Carol: One of the mistakes a lot of CEOs make is to simply cut marketing because it doesn’t involve people. They see it as the easiest and fastest way to reduce costs but they don’t consider the impact. Simply cutting the spend because it’s easy, is not always the right decision. It is challenging to reduce people over program spend because of the impact on employees—it’s devastating to be laid off. But sometimes the right answer is to reduce people in certain areas of the company rather than to simply cut marketing investment.
CEOs often believe it’s easy to ramp spending back up, just like a faucet. They don’t understand the planning that is involved in executing effective marketing programs or in allocating spend across initiatives. Much of marketing and sales is interrelated. For example, marketing could spend all its money ramping up leads, but if they don’t have BDRs or enough salespeople to handle the sudden influx, it’s money wasted and inefficiently spent. Marketers often need to consider how to spend across the buyer journey to deliver consistent growth.
I think the important thing for CEOs to know is that most marketers want what is best for the company. When they recommend spending levels or initiatives, it is not simply trying to defend their turf. The suggestions aren’t made with self-interest.
I think it’s important for CEOs to be open minded. Approach the CMO as a strategic partner. Explain the situation and the key objectives, and ask your CMO to come back with a data-backed and thoughtful recommendation.
Dave: Similar to what’s mentioned above, justify the budget based on how it relates to one of the company’s key imperatives. If it’s not obvious, why are you doing it!
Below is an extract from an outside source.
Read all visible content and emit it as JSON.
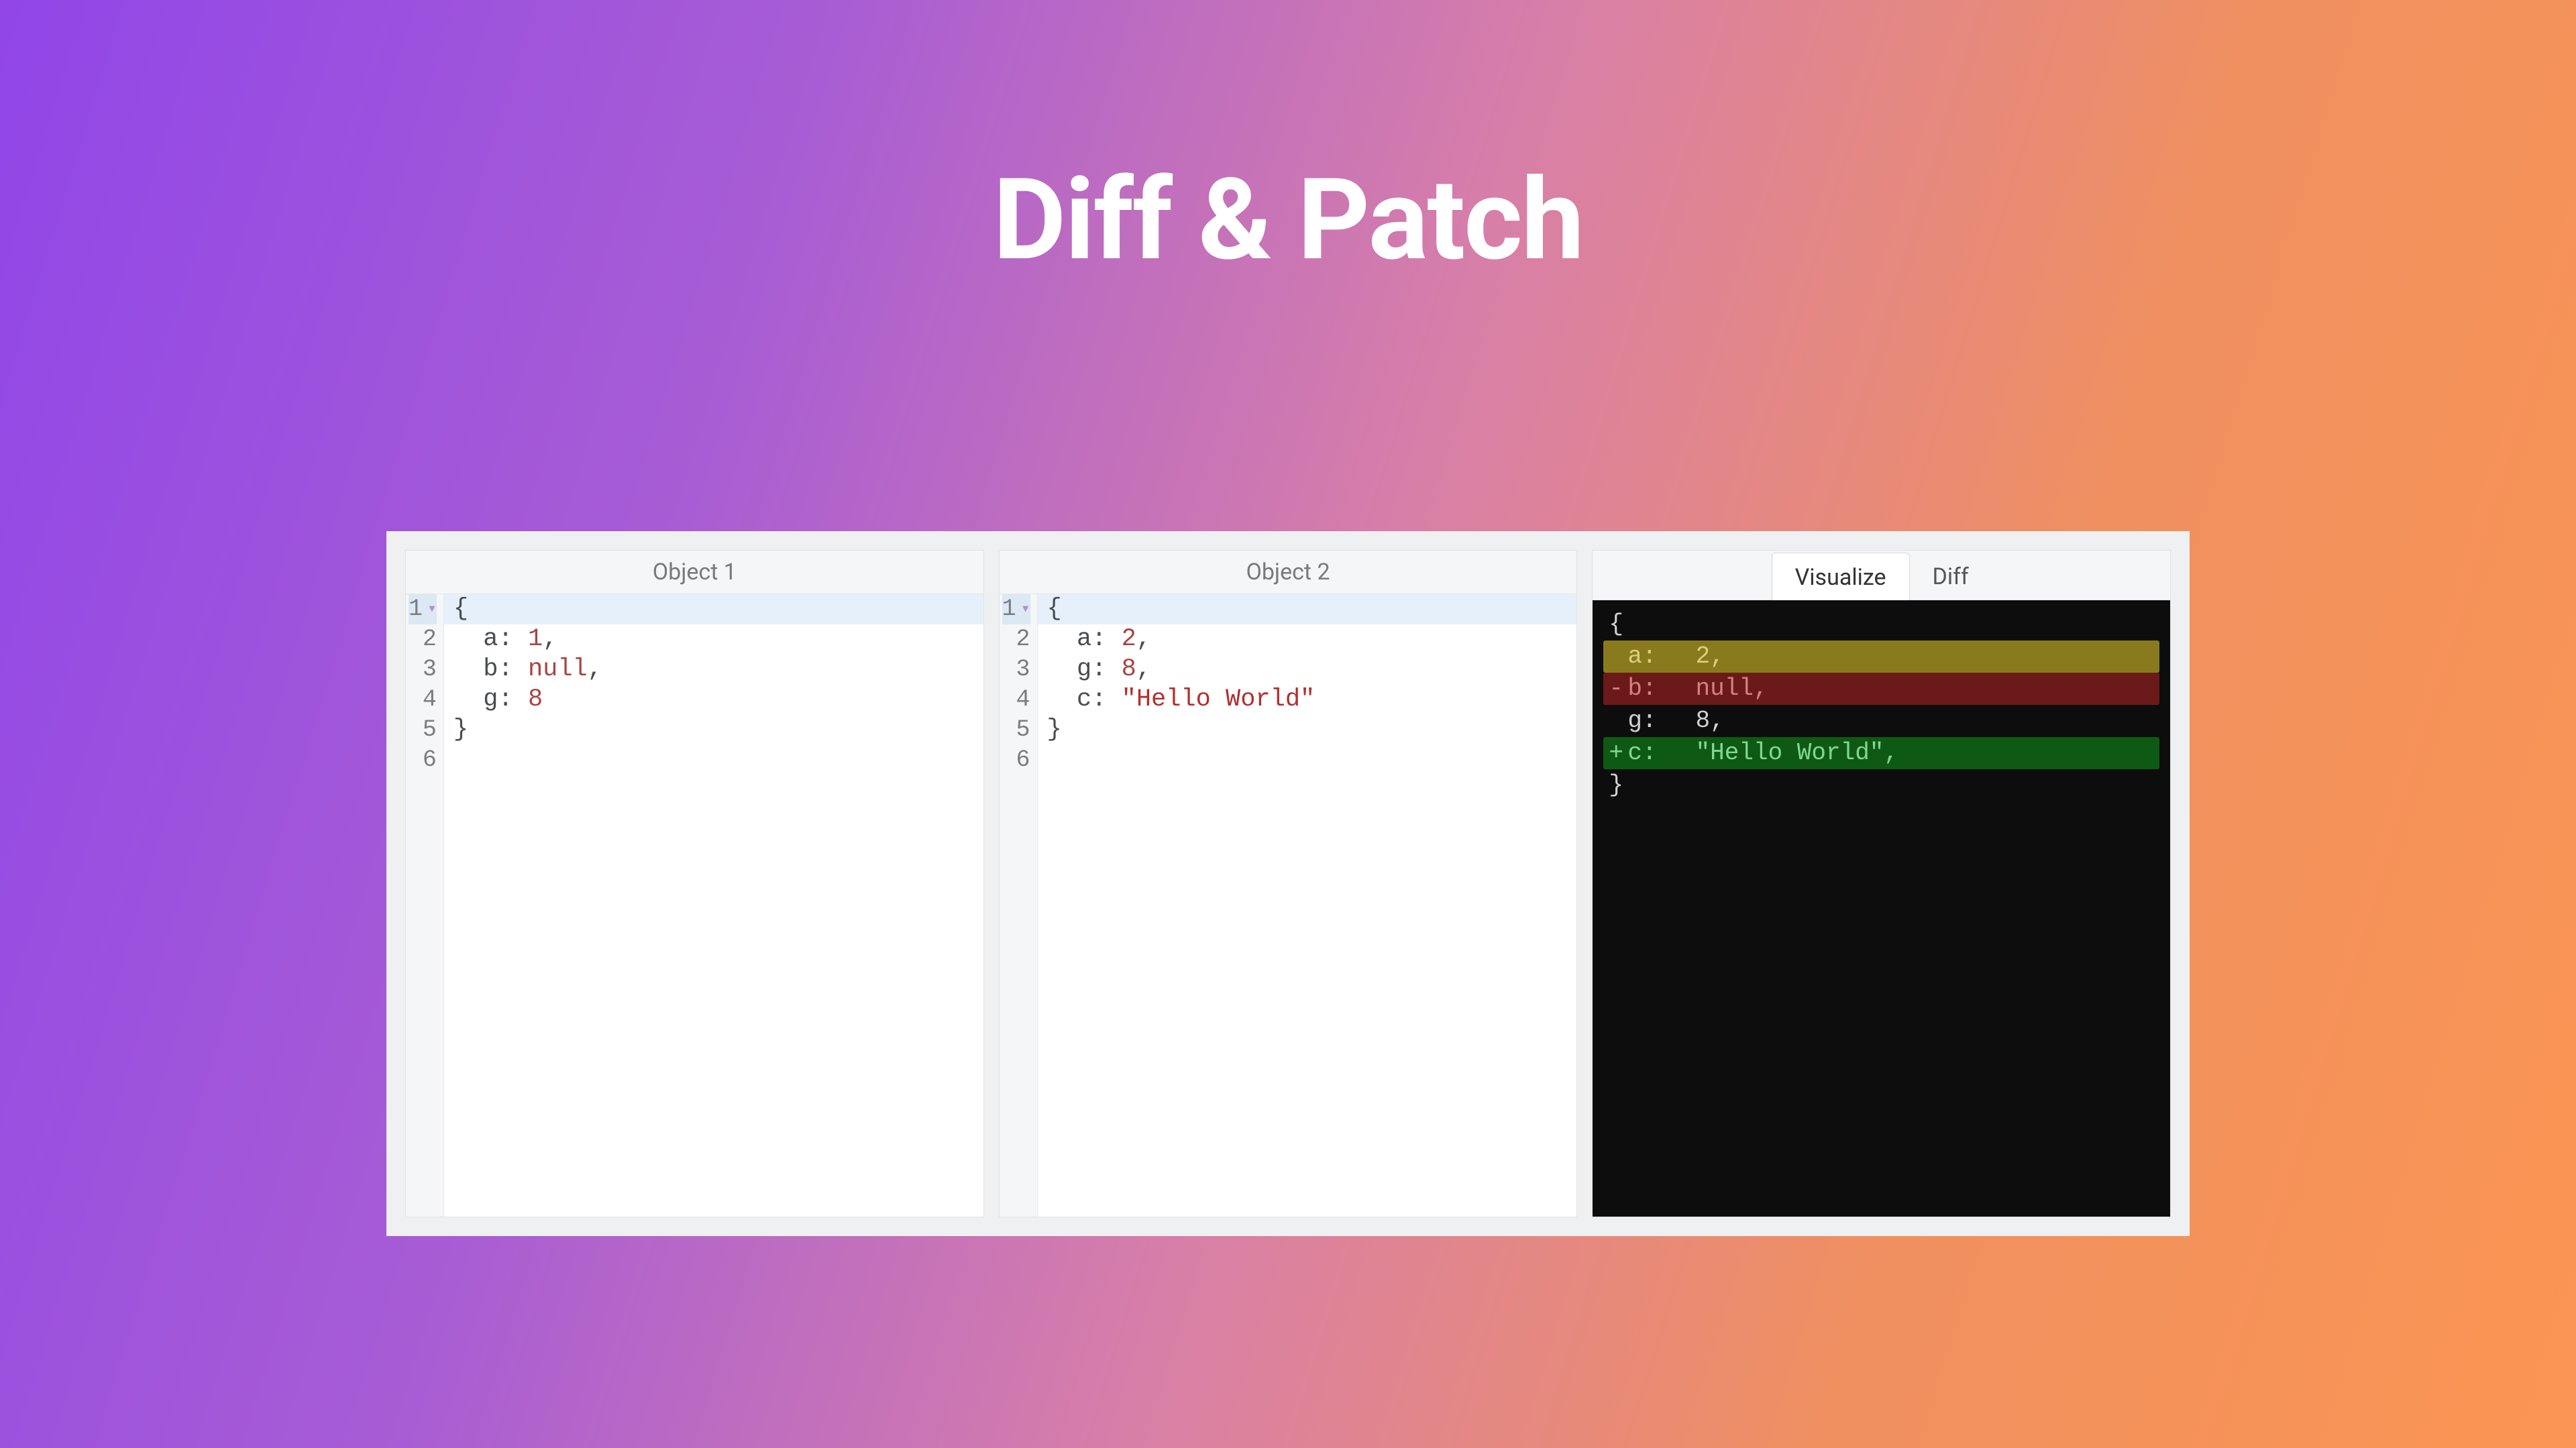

Prioritize all program spend; value it based on its potential revenue contribution and its probability of success.